===== DATA EXCERPTS

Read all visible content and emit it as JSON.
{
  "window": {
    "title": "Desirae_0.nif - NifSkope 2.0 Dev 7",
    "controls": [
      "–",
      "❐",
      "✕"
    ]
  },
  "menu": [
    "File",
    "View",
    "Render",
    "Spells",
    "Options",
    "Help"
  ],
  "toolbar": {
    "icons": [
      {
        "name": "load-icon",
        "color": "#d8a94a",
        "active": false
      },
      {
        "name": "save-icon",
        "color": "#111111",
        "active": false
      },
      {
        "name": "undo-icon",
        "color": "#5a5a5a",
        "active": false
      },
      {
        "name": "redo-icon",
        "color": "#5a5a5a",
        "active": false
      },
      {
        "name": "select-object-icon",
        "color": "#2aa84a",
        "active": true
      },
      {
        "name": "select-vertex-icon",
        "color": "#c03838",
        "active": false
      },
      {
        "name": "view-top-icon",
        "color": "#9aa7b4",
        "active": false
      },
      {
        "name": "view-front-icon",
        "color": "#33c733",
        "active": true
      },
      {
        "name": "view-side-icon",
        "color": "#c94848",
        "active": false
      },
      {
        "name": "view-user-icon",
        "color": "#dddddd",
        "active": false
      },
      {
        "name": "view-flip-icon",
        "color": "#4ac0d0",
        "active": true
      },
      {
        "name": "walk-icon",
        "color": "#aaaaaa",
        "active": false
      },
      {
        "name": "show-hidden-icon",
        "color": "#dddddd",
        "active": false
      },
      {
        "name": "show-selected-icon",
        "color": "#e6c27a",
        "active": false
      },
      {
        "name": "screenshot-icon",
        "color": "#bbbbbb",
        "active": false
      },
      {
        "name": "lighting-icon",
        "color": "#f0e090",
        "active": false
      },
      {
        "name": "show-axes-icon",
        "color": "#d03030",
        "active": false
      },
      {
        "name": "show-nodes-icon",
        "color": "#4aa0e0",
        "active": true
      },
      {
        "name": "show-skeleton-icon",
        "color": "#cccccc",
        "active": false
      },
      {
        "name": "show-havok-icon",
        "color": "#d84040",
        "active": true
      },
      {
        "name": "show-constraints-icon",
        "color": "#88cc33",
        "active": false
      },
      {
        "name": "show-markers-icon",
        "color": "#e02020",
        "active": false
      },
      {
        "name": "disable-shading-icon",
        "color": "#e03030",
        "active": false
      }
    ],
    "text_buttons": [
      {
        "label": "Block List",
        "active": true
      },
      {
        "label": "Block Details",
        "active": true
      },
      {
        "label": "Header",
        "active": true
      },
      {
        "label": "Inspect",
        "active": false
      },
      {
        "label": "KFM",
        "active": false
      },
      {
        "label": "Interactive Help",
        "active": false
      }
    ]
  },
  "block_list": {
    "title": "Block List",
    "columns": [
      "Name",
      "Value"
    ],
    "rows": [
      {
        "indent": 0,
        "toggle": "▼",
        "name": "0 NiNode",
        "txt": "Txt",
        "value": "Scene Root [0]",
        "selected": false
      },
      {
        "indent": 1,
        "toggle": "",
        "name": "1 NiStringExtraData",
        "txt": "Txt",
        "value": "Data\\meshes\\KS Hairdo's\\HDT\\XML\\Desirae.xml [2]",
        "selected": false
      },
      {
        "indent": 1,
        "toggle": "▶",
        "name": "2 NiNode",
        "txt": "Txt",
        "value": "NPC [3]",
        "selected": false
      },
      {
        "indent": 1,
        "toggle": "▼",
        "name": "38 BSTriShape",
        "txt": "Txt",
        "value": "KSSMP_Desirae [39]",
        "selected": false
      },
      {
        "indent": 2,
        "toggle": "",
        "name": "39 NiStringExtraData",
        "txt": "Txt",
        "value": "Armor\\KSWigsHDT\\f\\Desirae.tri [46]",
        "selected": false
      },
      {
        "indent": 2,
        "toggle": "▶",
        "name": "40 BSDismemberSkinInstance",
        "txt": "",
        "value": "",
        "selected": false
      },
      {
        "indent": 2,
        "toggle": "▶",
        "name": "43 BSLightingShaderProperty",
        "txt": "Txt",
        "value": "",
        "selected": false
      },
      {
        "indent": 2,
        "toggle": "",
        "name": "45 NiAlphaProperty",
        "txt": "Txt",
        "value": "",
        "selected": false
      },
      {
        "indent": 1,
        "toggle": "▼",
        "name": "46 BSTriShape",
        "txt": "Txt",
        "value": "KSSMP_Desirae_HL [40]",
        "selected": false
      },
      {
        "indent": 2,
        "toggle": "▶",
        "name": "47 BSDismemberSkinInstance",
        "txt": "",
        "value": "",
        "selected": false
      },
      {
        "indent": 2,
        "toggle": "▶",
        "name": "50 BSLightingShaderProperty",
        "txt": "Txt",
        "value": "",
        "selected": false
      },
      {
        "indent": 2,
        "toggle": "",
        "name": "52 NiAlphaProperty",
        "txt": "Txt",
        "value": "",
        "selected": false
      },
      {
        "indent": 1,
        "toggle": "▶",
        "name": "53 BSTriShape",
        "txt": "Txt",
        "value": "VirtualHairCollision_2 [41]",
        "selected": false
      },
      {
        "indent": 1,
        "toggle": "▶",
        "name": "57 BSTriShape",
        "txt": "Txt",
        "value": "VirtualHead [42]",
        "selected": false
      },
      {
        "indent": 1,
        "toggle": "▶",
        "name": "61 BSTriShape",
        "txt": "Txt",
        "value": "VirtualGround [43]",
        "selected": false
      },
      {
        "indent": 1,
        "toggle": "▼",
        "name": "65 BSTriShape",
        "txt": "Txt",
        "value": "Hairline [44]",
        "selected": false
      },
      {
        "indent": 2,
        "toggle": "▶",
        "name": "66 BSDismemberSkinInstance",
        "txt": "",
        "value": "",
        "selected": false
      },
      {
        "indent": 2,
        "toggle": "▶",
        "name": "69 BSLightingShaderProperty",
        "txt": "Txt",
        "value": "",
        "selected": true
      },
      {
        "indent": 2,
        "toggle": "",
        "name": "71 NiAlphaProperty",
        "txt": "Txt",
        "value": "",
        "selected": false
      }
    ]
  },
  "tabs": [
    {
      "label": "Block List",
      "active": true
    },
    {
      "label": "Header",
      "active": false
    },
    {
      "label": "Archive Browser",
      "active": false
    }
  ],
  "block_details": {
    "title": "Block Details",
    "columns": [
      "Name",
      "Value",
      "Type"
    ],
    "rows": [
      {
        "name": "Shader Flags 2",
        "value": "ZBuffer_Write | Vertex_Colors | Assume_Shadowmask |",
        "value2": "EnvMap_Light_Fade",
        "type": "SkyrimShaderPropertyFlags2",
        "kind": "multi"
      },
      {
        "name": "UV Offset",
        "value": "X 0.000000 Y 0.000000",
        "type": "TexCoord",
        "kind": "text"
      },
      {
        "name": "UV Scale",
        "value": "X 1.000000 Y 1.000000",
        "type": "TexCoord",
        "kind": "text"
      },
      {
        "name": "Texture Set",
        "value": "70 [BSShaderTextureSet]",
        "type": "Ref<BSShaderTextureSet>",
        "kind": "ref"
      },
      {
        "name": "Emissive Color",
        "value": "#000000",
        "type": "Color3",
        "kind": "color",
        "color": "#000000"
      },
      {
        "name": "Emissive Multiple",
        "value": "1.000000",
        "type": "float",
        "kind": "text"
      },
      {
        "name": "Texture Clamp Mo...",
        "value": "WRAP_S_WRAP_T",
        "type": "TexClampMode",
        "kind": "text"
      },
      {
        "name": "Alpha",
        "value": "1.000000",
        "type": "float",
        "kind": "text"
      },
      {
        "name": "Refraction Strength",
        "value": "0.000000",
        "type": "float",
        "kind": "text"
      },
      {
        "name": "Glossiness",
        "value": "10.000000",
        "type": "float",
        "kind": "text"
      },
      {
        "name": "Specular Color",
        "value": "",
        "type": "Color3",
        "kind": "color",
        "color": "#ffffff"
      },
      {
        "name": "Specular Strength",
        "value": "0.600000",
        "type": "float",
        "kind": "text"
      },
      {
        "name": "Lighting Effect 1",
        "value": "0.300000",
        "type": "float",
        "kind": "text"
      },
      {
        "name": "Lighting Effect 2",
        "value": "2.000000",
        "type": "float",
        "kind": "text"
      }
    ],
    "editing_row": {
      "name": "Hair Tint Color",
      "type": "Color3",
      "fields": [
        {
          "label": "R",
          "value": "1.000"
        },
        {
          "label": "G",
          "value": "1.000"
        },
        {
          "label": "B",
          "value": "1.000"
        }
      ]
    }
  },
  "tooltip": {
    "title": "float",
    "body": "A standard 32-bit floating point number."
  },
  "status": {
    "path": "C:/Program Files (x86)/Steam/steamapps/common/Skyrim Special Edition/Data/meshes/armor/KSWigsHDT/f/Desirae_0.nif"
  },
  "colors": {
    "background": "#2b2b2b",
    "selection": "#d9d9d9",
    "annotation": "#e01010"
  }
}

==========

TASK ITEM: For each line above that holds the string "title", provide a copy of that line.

EXERCISE OUTPUT:
    "title": "Desirae_0.nif - NifSkope 2.0 Dev 7",
    "title": "Block List",
    "title": "Block Details",
    "title": "float",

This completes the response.